This can be similar to the table top space that you have, therefore in case of RAM, the bigger the better for you. The more functionality that you are running the more space or RAM would be required by your system. This is similar to the fact that if you want your table to do multiple functionalities; that is to accommodate for your files, stationery, your music system and your drinks; then you need a bigger workspace to accommodate your growing needs. The same goes with your RAM capacity as well, in case you just want your system to perform a plain simple function then less of RAM is good, however in case you want the system to have the ability of multitasking then the more RAM that you have in your system the better it would be for you.
RAM is such a standardized thing that if you buy RAM for one system it is more or less compatible with all the other system with few exceptions that the RAM vendors would be able to tell you about. There have been many kinds of RAMS that are available in the market today. Most of the systems come with DDR2 SDRAM 256MB modules.
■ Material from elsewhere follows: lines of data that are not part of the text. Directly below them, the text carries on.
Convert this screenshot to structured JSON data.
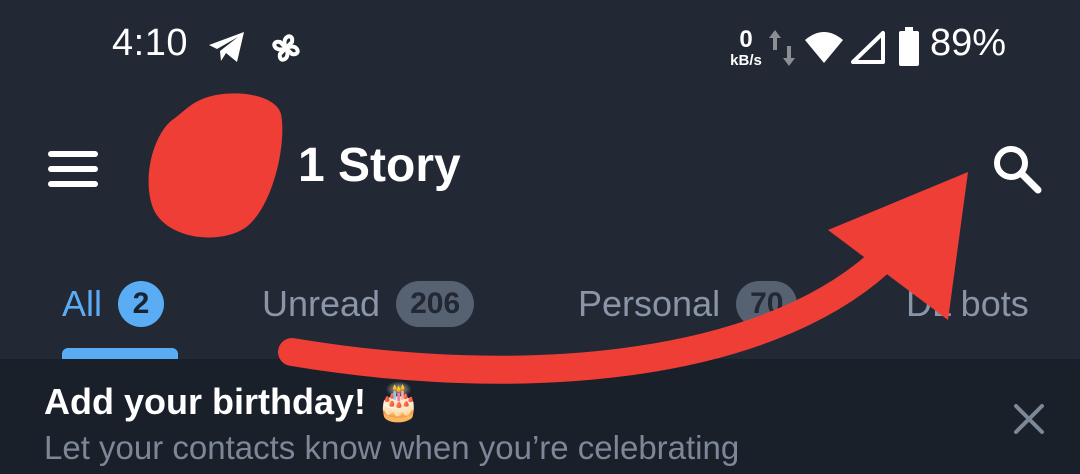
{
  "status_bar": {
    "time": "4:10",
    "net_speed_value": "0",
    "net_speed_unit": "kB/s",
    "battery": "89%",
    "icons": [
      "telegram-icon",
      "pinwheel-icon",
      "data-arrows-icon",
      "wifi-icon",
      "signal-icon",
      "battery-icon"
    ]
  },
  "header": {
    "title": "1 Story",
    "icons": [
      "menu-icon",
      "search-icon"
    ]
  },
  "tabs": [
    {
      "label": "All",
      "count": "2",
      "active": true
    },
    {
      "label": "Unread",
      "count": "206",
      "active": false
    },
    {
      "label": "Personal",
      "count": "70",
      "active": false
    },
    {
      "label": "DL bots",
      "active": false
    }
  ],
  "banner": {
    "title": "Add your birthday! 🎂",
    "subtitle": "Let your contacts know when you’re celebrating",
    "icons": [
      "close-icon"
    ]
  },
  "colors": {
    "background": "#222834",
    "banner_background": "#1a202a",
    "accent": "#5aacf5",
    "annotation_red": "#ef3e36"
  }
}
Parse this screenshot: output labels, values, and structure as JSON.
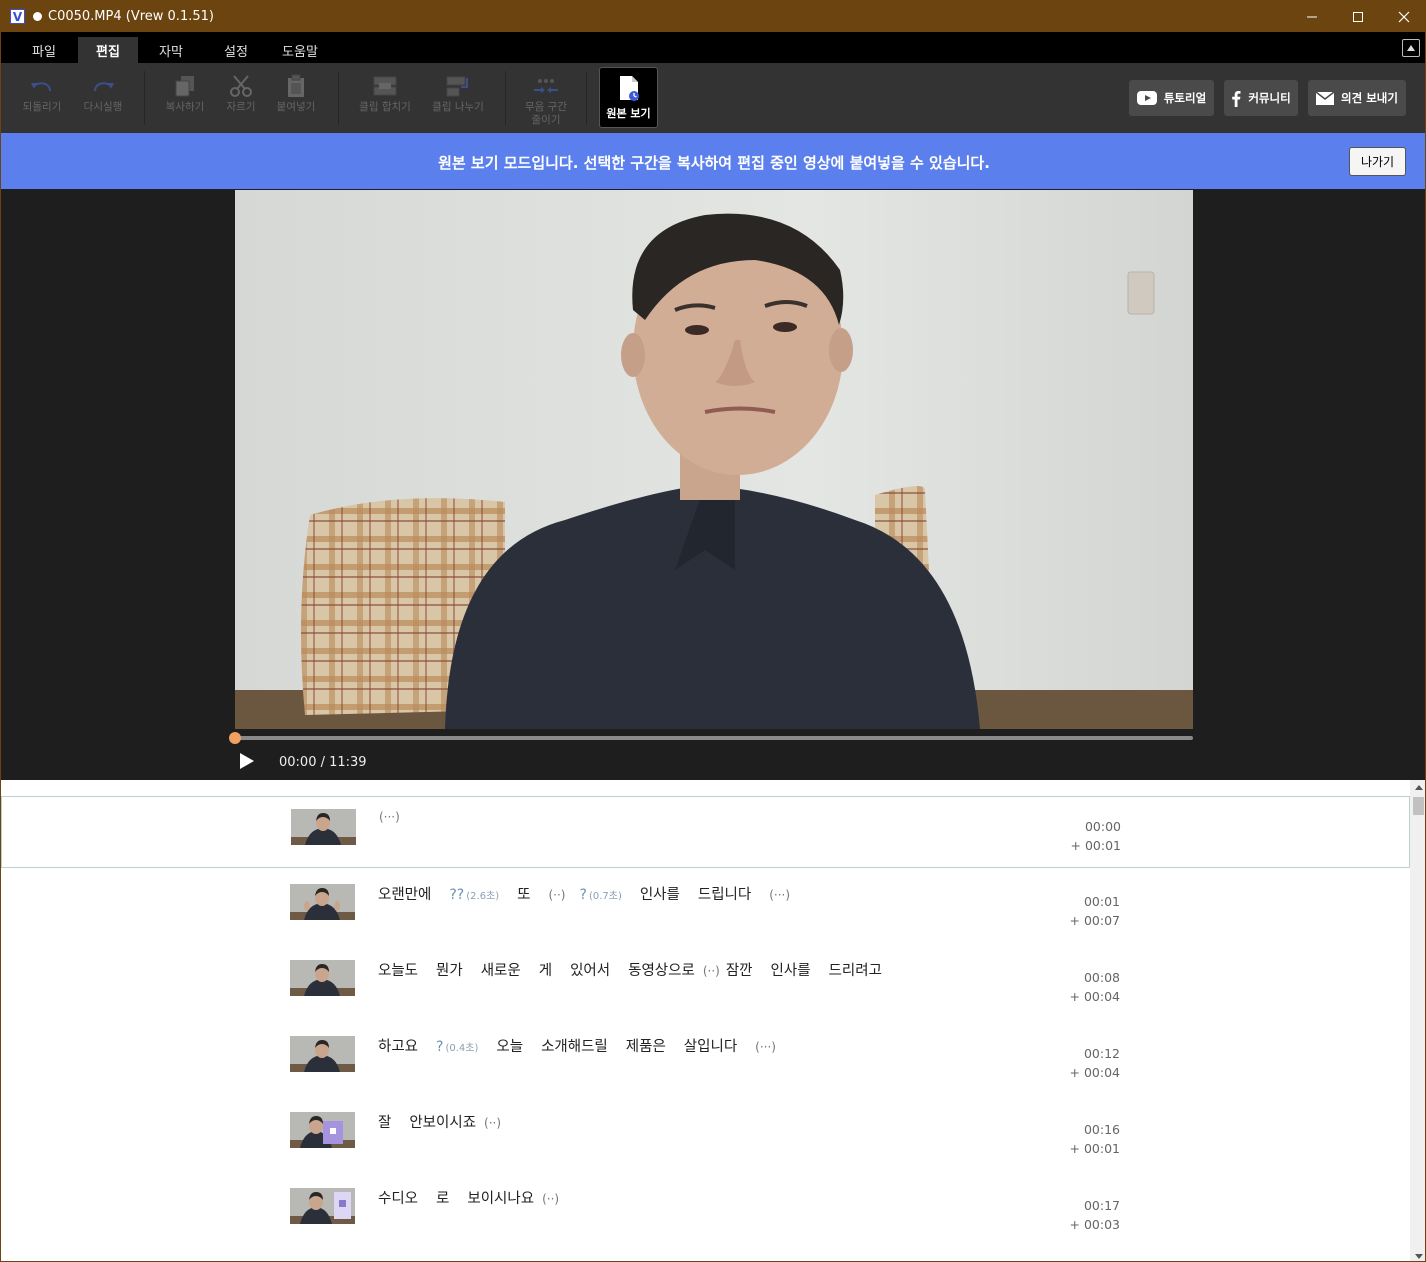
{
  "window": {
    "title": "C0050.MP4 (Vrew 0.1.51)",
    "logo_letter": "V"
  },
  "menu": {
    "tabs": [
      "파일",
      "편집",
      "자막",
      "설정",
      "도움말"
    ]
  },
  "toolbar": {
    "undo": "되돌리기",
    "redo": "다시실행",
    "copy": "복사하기",
    "cut": "자르기",
    "paste": "붙여넣기",
    "merge_clip": "클립 합치기",
    "split_clip": "클립 나누기",
    "shrink_silence_1": "무음 구간",
    "shrink_silence_2": "줄이기",
    "view_original": "원본 보기",
    "tutorial": "튜토리얼",
    "community": "커뮤니티",
    "feedback": "의견 보내기"
  },
  "banner": {
    "message": "원본 보기 모드입니다. 선택한 구간을 복사하여 편집 중인 영상에 붙여넣을 수 있습니다.",
    "exit_label": "나가기"
  },
  "player": {
    "time": "00:00 / 11:39",
    "progress": 0
  },
  "transcript": [
    {
      "words": [
        "(···)"
      ],
      "start": "00:00",
      "duration": "+ 00:01"
    },
    {
      "words": [
        "오랜만에",
        "??(2.6초)",
        "또",
        "(··)",
        "?(0.7초)",
        "인사를",
        "드립니다",
        "(···)"
      ],
      "start": "00:01",
      "duration": "+ 00:07"
    },
    {
      "words": [
        "오늘도",
        "뭔가",
        "새로운",
        "게",
        "있어서",
        "동영상으로",
        "(··)",
        "잠깐",
        "인사를",
        "드리려고"
      ],
      "start": "00:08",
      "duration": "+ 00:04"
    },
    {
      "words": [
        "하고요",
        "?(0.4초)",
        "오늘",
        "소개해드릴",
        "제품은",
        "살입니다",
        "(···)"
      ],
      "start": "00:12",
      "duration": "+ 00:04"
    },
    {
      "words": [
        "잘",
        "안보이시죠",
        "(··)"
      ],
      "start": "00:16",
      "duration": "+ 00:01"
    },
    {
      "words": [
        "수디오",
        "로",
        "보이시나요",
        "(··)"
      ],
      "start": "00:17",
      "duration": "+ 00:03"
    }
  ],
  "colors": {
    "titlebar": "#6b4410",
    "banner": "#5b7fed",
    "accent_knob": "#f0a060"
  }
}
However after SDRAM DDR RAM was introduced in the market, the difference between the two is intricate that they are actually meant for only technical people. However there is one word of caution that is to be kept in mind; which is that DDR RAM is not backward compatible, implying that systems that are made for DDR RAM cannot work where SDR RAM is required in the systems. After DDR RAM, DDR2 RAM further marks progression over the existing RAM.
This implies for a faster transfer rate of data with lower consumption of power and lower voltage operation. Another advancement of DDR2 RAM over DDR RAM is that it led to lower heating of the system. Again this RAM is also not backward compatible. After this DDR3 RAM was introduced this further marks a progression over DDR2 RAM. This allows for three times the transfer rate of data which certainly is a progression over the other kinds of RAM. Therefore if you feel that your system is running slow then RAM upgrade is certainly the way to go instead of buying a new system. And certainly this is a more viable option as it would not only enhance the performance of the system but would also cost much less than the purchase of a new PC.